By swapping the comfy leather couches for updated furniture, and removing the TV in the corner, the room became a welcoming living room instead of a stale den. Overall, the clean and refreshing atmosphere makes it easier for buyers to envision themselves leaving a mark on the space.
- Let the light in.
Remove heavy curtains or window treatments and play up the natural light in the room to make it appear larger and brighter.
Ample lighting helps buyers appreciate every detail in the room, while the illusion of more space evokes a sense of calm and openness.
- Remove bulky furniture.
The dark leather sofa and easy chair previously occupying the room certainly looked comfy, but their size and heft brought the energy in the room down. It wouldn’t be hard for a buyer to imagine parking on the couch for an afternoon of binge-watching.

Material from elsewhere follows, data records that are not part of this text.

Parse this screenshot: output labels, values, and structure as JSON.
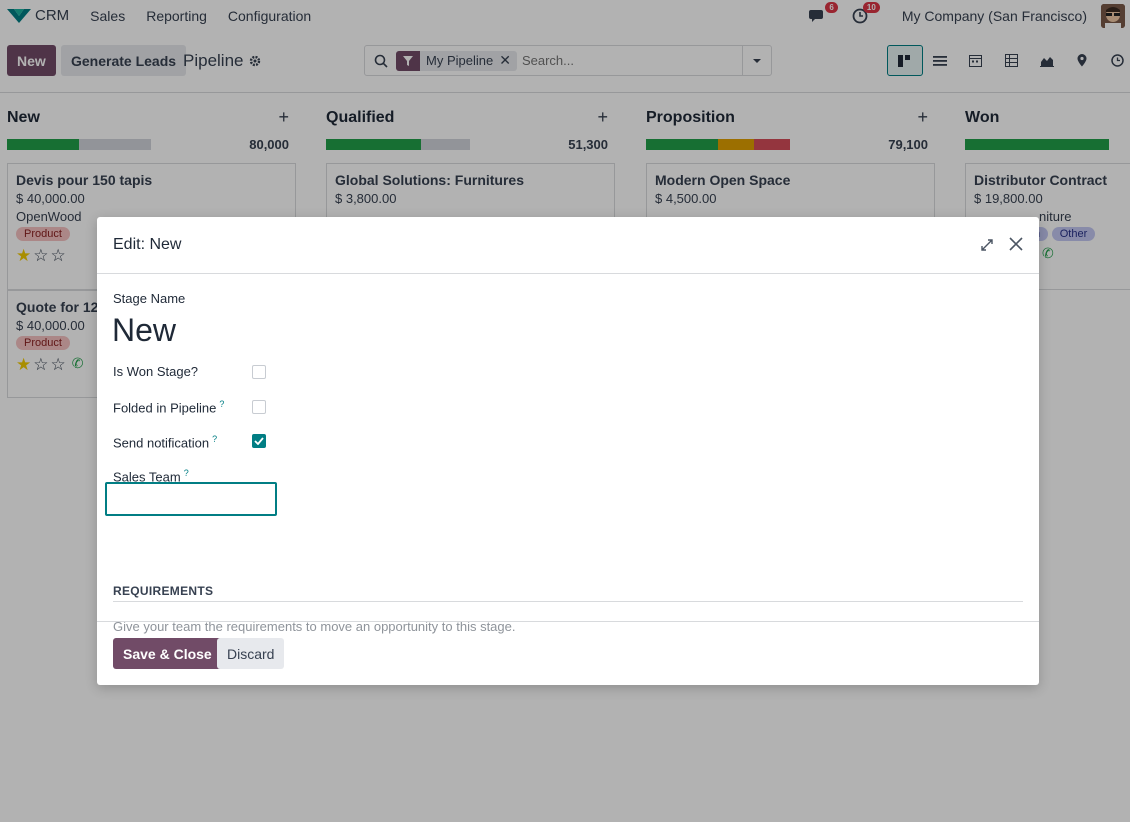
{
  "navbar": {
    "app_name": "CRM",
    "menu": [
      "Sales",
      "Reporting",
      "Configuration"
    ],
    "messages_count": "6",
    "activities_count": "10",
    "company": "My Company (San Francisco)"
  },
  "control": {
    "new_label": "New",
    "generate_leads_label": "Generate Leads",
    "breadcrumb": "Pipeline",
    "facet_label": "My Pipeline",
    "search_placeholder": "Search..."
  },
  "columns": [
    {
      "title": "New",
      "total": "80,000",
      "progress": [
        {
          "color": "#21a04a",
          "pct": 50
        }
      ],
      "cards": [
        {
          "title": "Devis pour 150 tapis",
          "amount": "$ 40,000.00",
          "partner": "OpenWood",
          "tag": "Product"
        },
        {
          "title": "Quote for 12",
          "amount": "$ 40,000.00",
          "tag": "Product"
        }
      ]
    },
    {
      "title": "Qualified",
      "total": "51,300",
      "progress": [
        {
          "color": "#21a04a",
          "pct": 66
        }
      ],
      "cards": [
        {
          "title": "Global Solutions: Furnitures",
          "amount": "$ 3,800.00"
        }
      ]
    },
    {
      "title": "Proposition",
      "total": "79,100",
      "progress": [
        {
          "color": "#21a04a",
          "pct": 50
        },
        {
          "color": "#e0a000",
          "pct": 25
        },
        {
          "color": "#d44c59",
          "pct": 25
        }
      ],
      "cards": [
        {
          "title": "Modern Open Space",
          "amount": "$ 4,500.00"
        }
      ]
    },
    {
      "title": "Won",
      "total": "",
      "progress": [
        {
          "color": "#21a04a",
          "pct": 100
        }
      ],
      "cards": [
        {
          "title": "Distributor Contract",
          "amount": "$ 19,800.00",
          "partner": "niture",
          "tag1": "n",
          "tag2": "Other"
        }
      ]
    }
  ],
  "modal": {
    "title": "Edit: New",
    "stage_name_label": "Stage Name",
    "stage_name_value": "New",
    "is_won_label": "Is Won Stage?",
    "folded_label": "Folded in Pipeline",
    "send_notification_label": "Send notification",
    "sales_team_label": "Sales Team",
    "help_mark": "?",
    "requirements_title": "REQUIREMENTS",
    "requirements_placeholder": "Give your team the requirements to move an opportunity to this stage.",
    "save_label": "Save & Close",
    "discard_label": "Discard",
    "is_won_checked": false,
    "folded_checked": false,
    "send_notification_checked": true
  },
  "colors": {
    "brand": "#714b67",
    "accent": "#017e84"
  }
}
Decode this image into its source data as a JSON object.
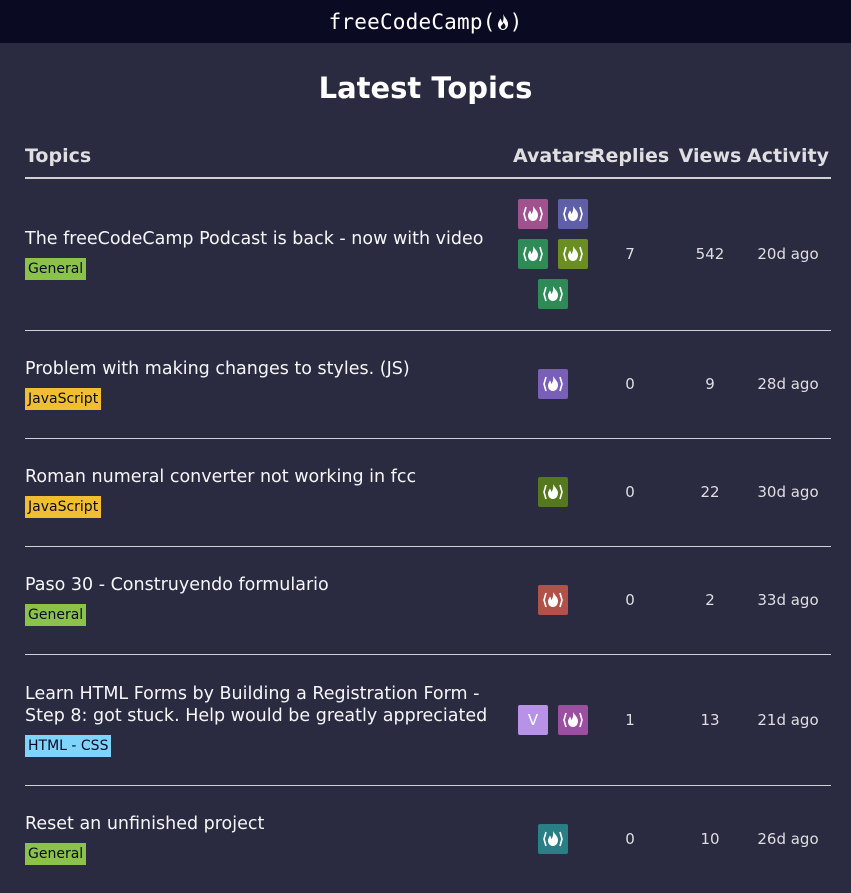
{
  "header": {
    "logo": "freeCodeCamp(🔥)"
  },
  "page_title": "Latest Topics",
  "columns": {
    "topics": "Topics",
    "avatars": "Avatars",
    "replies": "Replies",
    "views": "Views",
    "activity": "Activity"
  },
  "colors": {
    "general": "#8bc34a",
    "javascript": "#f1be32",
    "html_css": "#7fd4fb"
  },
  "topics": [
    {
      "title": "The freeCodeCamp Podcast is back - now with video",
      "tag": "General",
      "replies": "7",
      "views": "542",
      "activity": "20d ago",
      "avatars": [
        "flame-icon",
        "flame-icon",
        "flame-icon",
        "flame-icon",
        "flame-icon"
      ]
    },
    {
      "title": "Problem with making changes to styles. (JS)",
      "tag": "JavaScript",
      "replies": "0",
      "views": "9",
      "activity": "28d ago",
      "avatars": [
        "flame-icon"
      ]
    },
    {
      "title": "Roman numeral converter not working in fcc",
      "tag": "JavaScript",
      "replies": "0",
      "views": "22",
      "activity": "30d ago",
      "avatars": [
        "flame-icon"
      ]
    },
    {
      "title": "Paso 30 - Construyendo formulario",
      "tag": "General",
      "replies": "0",
      "views": "2",
      "activity": "33d ago",
      "avatars": [
        "flame-icon"
      ]
    },
    {
      "title": "Learn HTML Forms by Building a Registration Form - Step 8: got stuck. Help would be greatly appreciated",
      "tag": "HTML - CSS",
      "replies": "1",
      "views": "13",
      "activity": "21d ago",
      "avatars": [
        "V",
        "flame-icon"
      ]
    },
    {
      "title": "Reset an unfinished project",
      "tag": "General",
      "replies": "0",
      "views": "10",
      "activity": "26d ago",
      "avatars": [
        "flame-icon"
      ]
    }
  ]
}
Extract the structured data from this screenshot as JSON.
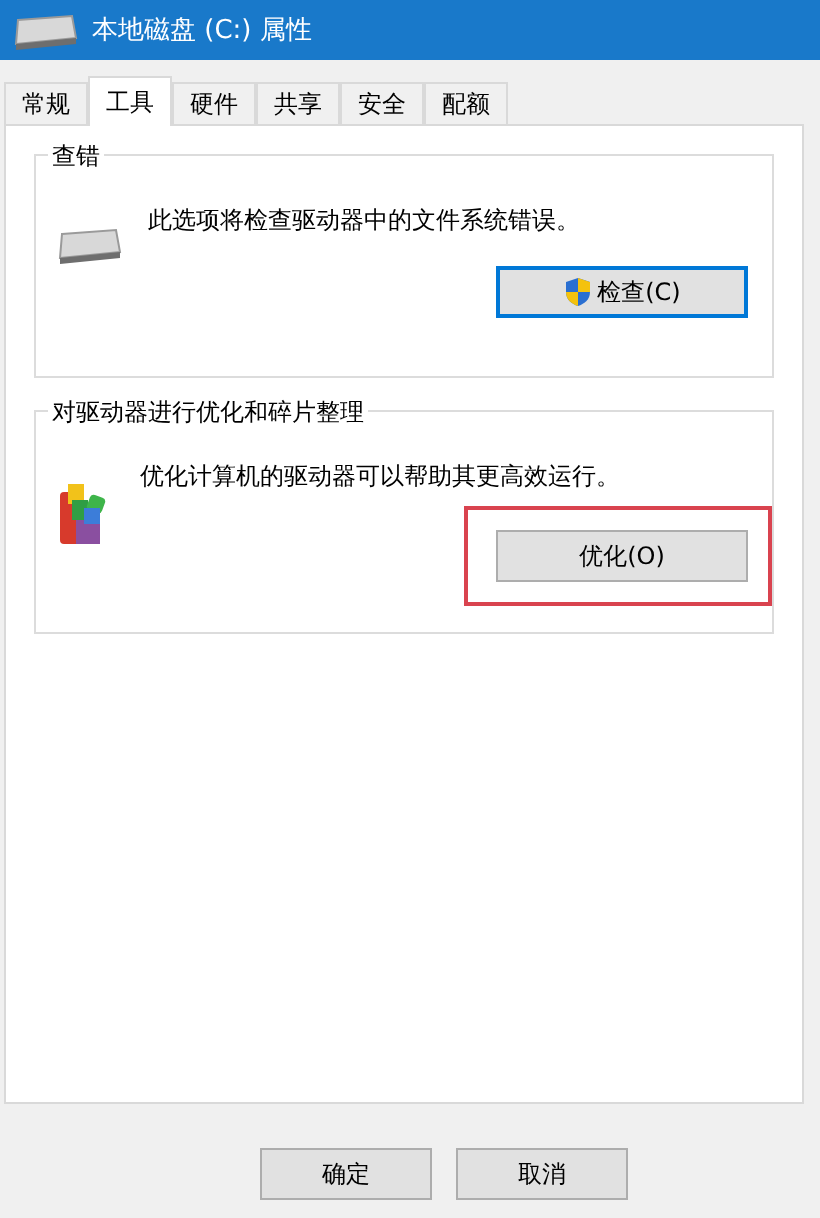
{
  "window": {
    "title": "本地磁盘 (C:) 属性"
  },
  "tabs": [
    {
      "label": "常规",
      "selected": false
    },
    {
      "label": "工具",
      "selected": true
    },
    {
      "label": "硬件",
      "selected": false
    },
    {
      "label": "共享",
      "selected": false
    },
    {
      "label": "安全",
      "selected": false
    },
    {
      "label": "配额",
      "selected": false
    }
  ],
  "groups": [
    {
      "kind": "check",
      "title": "查错",
      "description": "此选项将检查驱动器中的文件系统错误。",
      "button": {
        "label": "检查(C)",
        "shield": true,
        "focused": true,
        "highlighted": false
      }
    },
    {
      "kind": "optimize",
      "title": "对驱动器进行优化和碎片整理",
      "description": "优化计算机的驱动器可以帮助其更高效运行。",
      "button": {
        "label": "优化(O)",
        "shield": false,
        "focused": false,
        "highlighted": true
      }
    }
  ],
  "buttons": [
    "确定",
    "取消"
  ]
}
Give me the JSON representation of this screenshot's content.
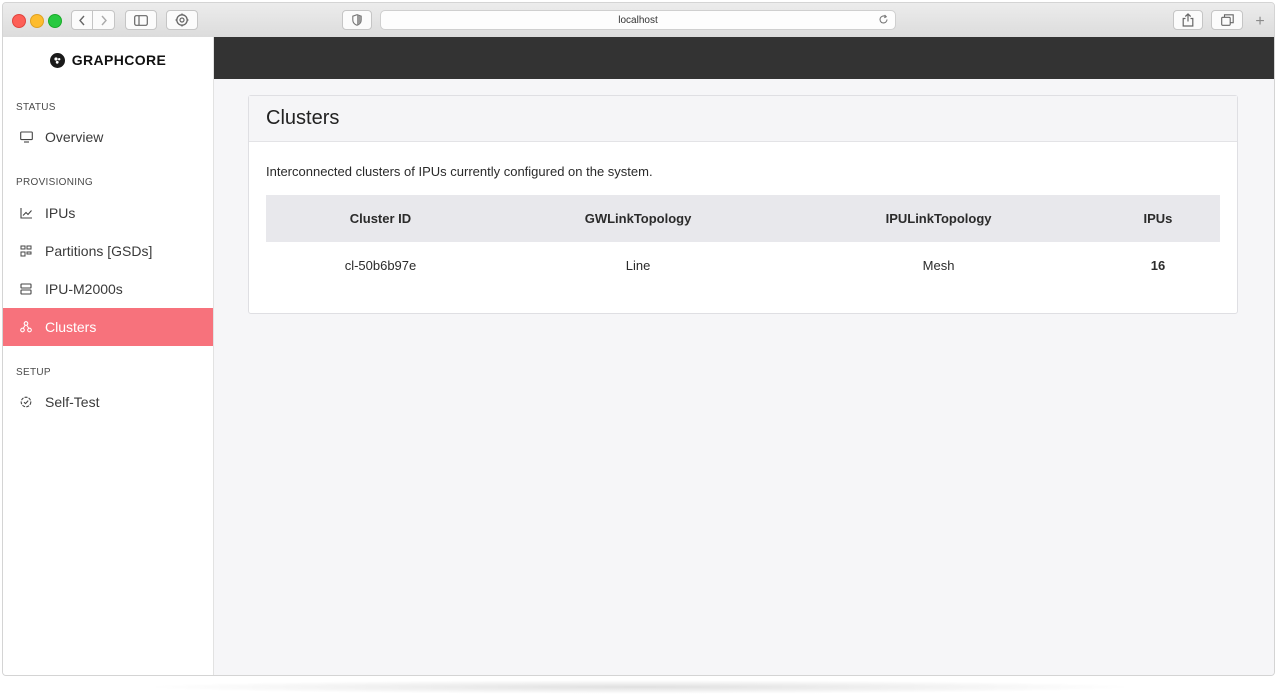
{
  "browser": {
    "url": "localhost"
  },
  "sidebar": {
    "logo_text": "GRAPHCORE",
    "sections": [
      {
        "title": "STATUS",
        "items": [
          {
            "label": "Overview",
            "icon": "monitor-icon"
          }
        ]
      },
      {
        "title": "PROVISIONING",
        "items": [
          {
            "label": "IPUs",
            "icon": "chart-line-icon"
          },
          {
            "label": "Partitions [GSDs]",
            "icon": "partition-grid-icon"
          },
          {
            "label": "IPU-M2000s",
            "icon": "server-icon"
          },
          {
            "label": "Clusters",
            "icon": "cluster-icon",
            "active": true
          }
        ]
      },
      {
        "title": "SETUP",
        "items": [
          {
            "label": "Self-Test",
            "icon": "dial-icon"
          }
        ]
      }
    ],
    "active_color": "#f7727c"
  },
  "page": {
    "title": "Clusters",
    "description": "Interconnected clusters of IPUs currently configured on the system.",
    "table": {
      "columns": [
        "Cluster ID",
        "GWLinkTopology",
        "IPULinkTopology",
        "IPUs"
      ],
      "rows": [
        [
          "cl-50b6b97e",
          "Line",
          "Mesh",
          "16"
        ]
      ]
    }
  },
  "colors": {
    "topbar": "#333333",
    "table_header": "#e8e8ec"
  }
}
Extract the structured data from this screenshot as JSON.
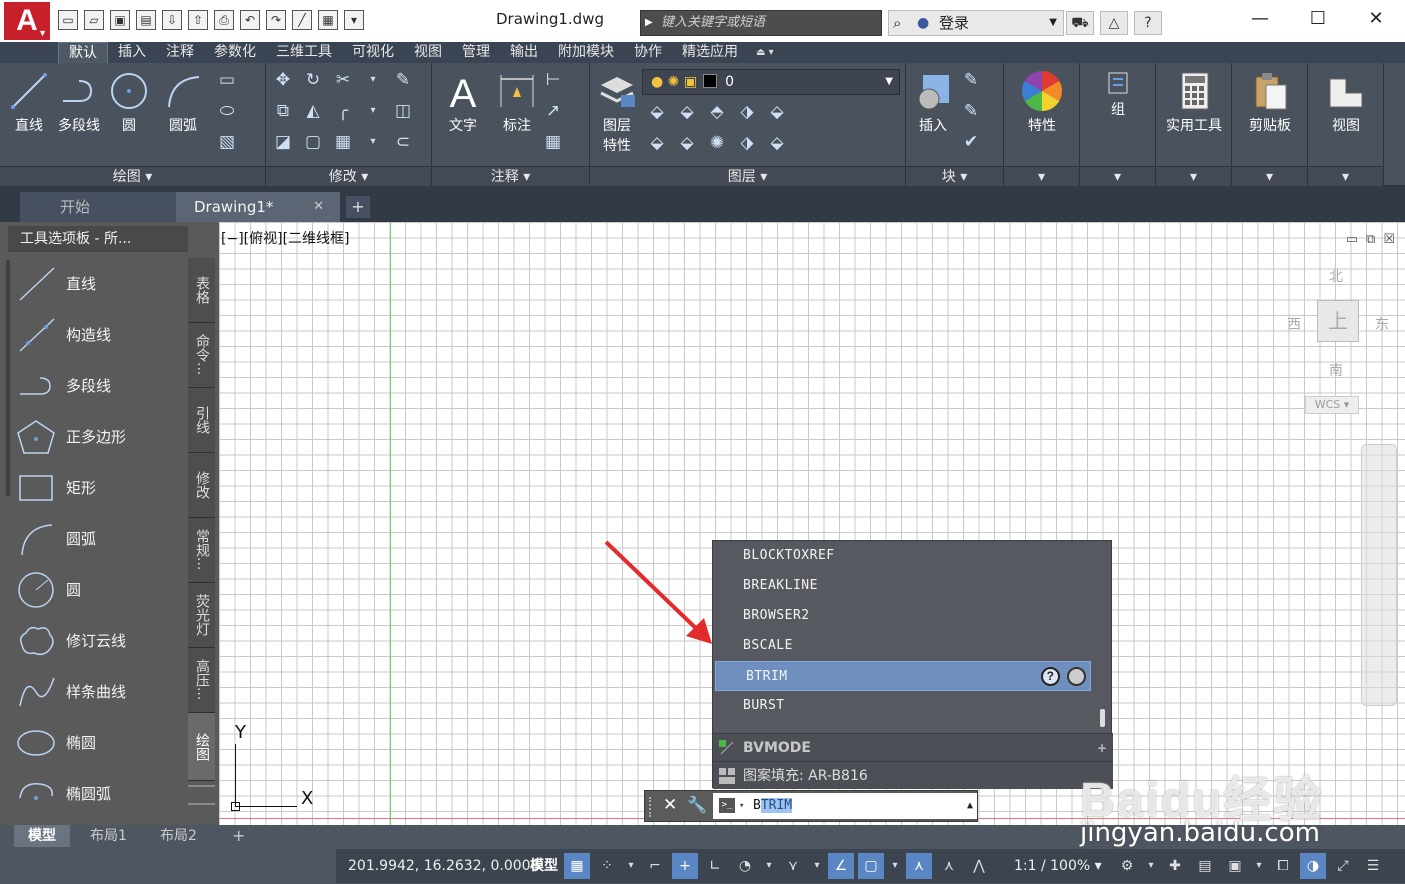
{
  "titlebar": {
    "app_logo": "A",
    "document_title": "Drawing1.dwg",
    "search_placeholder": "键入关键字或短语",
    "login_label": "登录",
    "help_label": "?"
  },
  "ribbon_tabs": [
    "默认",
    "插入",
    "注释",
    "参数化",
    "三维工具",
    "可视化",
    "视图",
    "管理",
    "输出",
    "附加模块",
    "协作",
    "精选应用"
  ],
  "ribbon": {
    "draw": {
      "title": "绘图",
      "line": "直线",
      "polyline": "多段线",
      "circle": "圆",
      "arc": "圆弧"
    },
    "modify": {
      "title": "修改"
    },
    "annotation": {
      "title": "注释",
      "text": "文字",
      "dimension": "标注"
    },
    "layers": {
      "title": "图层",
      "properties_line1": "图层",
      "properties_line2": "特性",
      "current_layer": "0"
    },
    "block": {
      "title": "块",
      "insert": "插入"
    },
    "properties": {
      "label": "特性"
    },
    "groups": {
      "label": "组"
    },
    "utilities": {
      "label": "实用工具"
    },
    "clipboard": {
      "label": "剪贴板"
    },
    "view": {
      "label": "视图"
    }
  },
  "file_tabs": {
    "start": "开始",
    "drawing": "Drawing1*"
  },
  "palette": {
    "title": "工具选项板 - 所...",
    "items": [
      "直线",
      "构造线",
      "多段线",
      "正多边形",
      "矩形",
      "圆弧",
      "圆",
      "修订云线",
      "样条曲线",
      "椭圆",
      "椭圆弧"
    ],
    "vertical_tabs": [
      "表格",
      "命令...",
      "引线",
      "修改",
      "常规...",
      "荧光灯",
      "高压...",
      "绘图"
    ]
  },
  "canvas": {
    "viewport_label": "[−][俯视][二维线框]",
    "viewcube": {
      "north": "北",
      "south": "南",
      "east": "东",
      "west": "西",
      "top": "上",
      "wcs": "WCS"
    },
    "ucs": {
      "x": "X",
      "y": "Y"
    }
  },
  "autocomplete": {
    "items": [
      "BLOCKTOXREF",
      "BREAKLINE",
      "BROWSER2",
      "BSCALE",
      "BTRIM",
      "BURST"
    ],
    "selected_index": 4,
    "sections": [
      "BVMODE",
      "图案填充: AR-B816"
    ]
  },
  "command_line": {
    "typed": "B",
    "suggested": "TRIM"
  },
  "layout_tabs": [
    "模型",
    "布局1",
    "布局2"
  ],
  "statusbar": {
    "coords": "201.9942, 16.2632, 0.0000",
    "model": "模型",
    "scale": "1:1 / 100%"
  },
  "watermark": {
    "logo": "Baidu经验",
    "url": "jingyan.baidu.com"
  }
}
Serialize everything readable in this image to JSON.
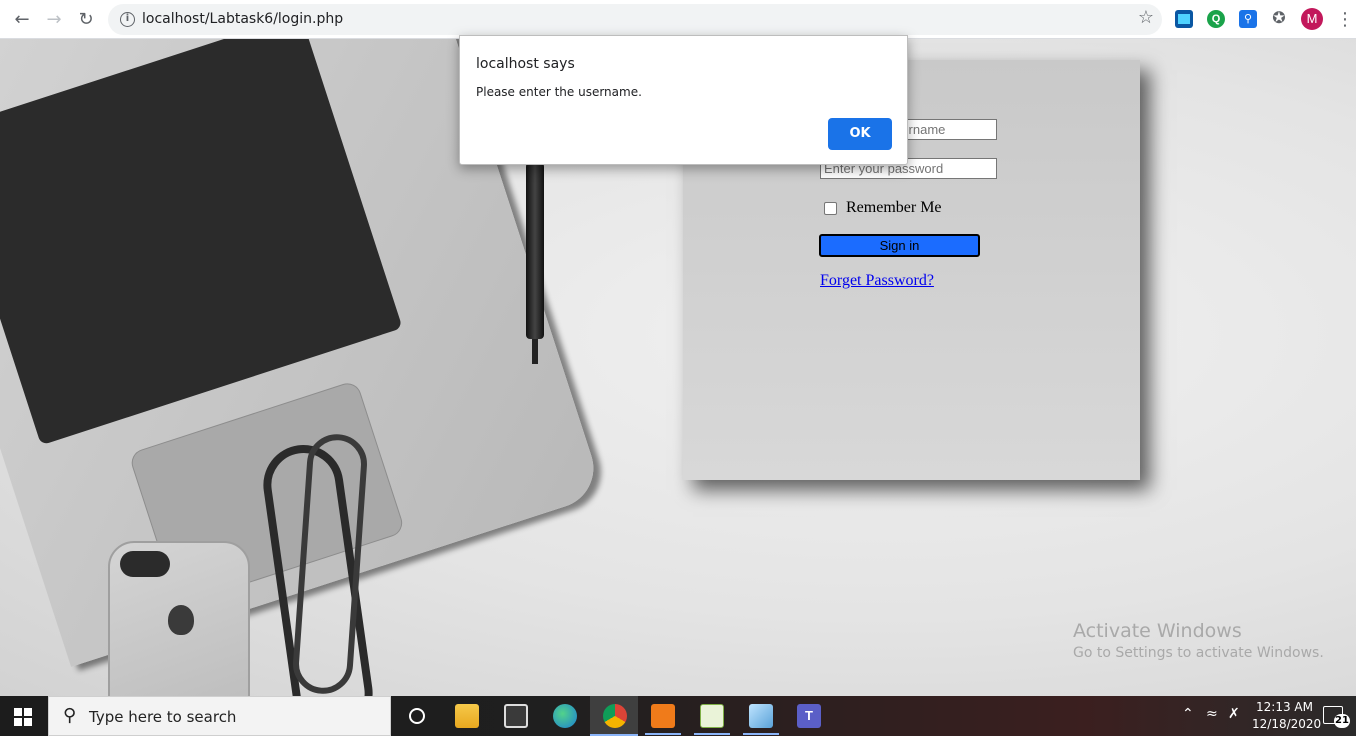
{
  "browser": {
    "url": "localhost/Labtask6/login.php",
    "back_icon": "arrow-left-icon",
    "forward_icon": "arrow-right-icon",
    "reload_icon": "reload-icon",
    "profile_initial": "M"
  },
  "login": {
    "username_placeholder": "Enter your username",
    "password_placeholder": "Enter your password",
    "remember_label": "Remember Me",
    "remember_checked": false,
    "signin_label": "Sign in",
    "forget_link": "Forget Password?",
    "signin_color": "#1b6cff"
  },
  "dialog": {
    "title": "localhost says",
    "message": "Please enter the username.",
    "ok_label": "OK",
    "ok_color": "#1a73e8"
  },
  "watermark": {
    "title": "Activate Windows",
    "subtitle": "Go to Settings to activate Windows."
  },
  "taskbar": {
    "search_placeholder": "Type here to search",
    "apps": [
      "file-explorer",
      "microsoft-store",
      "edge",
      "chrome",
      "xampp",
      "notepad-plus",
      "pencil-app",
      "teams"
    ],
    "time": "12:13 AM",
    "date": "12/18/2020",
    "notification_count": "21"
  }
}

But, swapping those trusty leather pieces out for trim and sleek modern designs breathed new life into the space, making it feel lighter and more energetic. The room now feels full of possibility.
- Apply a fresh coat of paint.
Buyers are looking for a fresh start, and a new coat of white paint can transform nearly any space, making the biggest impact with the smallest budget.
Moving from an off white to a bright white (like Benjamin Moore’s Chantilly Lace) can help modernize the space without making it feel too sterile. Just a few shades lighter, and the white walls become a feature in the room instead of fading to the back.
- Open it up.
With the simple step of removing the door to the kitchen, the space feels larger, and has a better flow to the rest of the house.
To some sellers, staging might feel over the top—after all, it’s a home buyers are looking for, not a movie set. However, staging sells, says Gilmore.“I know with sellers there’s a lot of emotions involved but at the end of the day, you are selling something, and your house (is) that product.”
Header Image Source: (Francesca Tosolini/ Unsplash)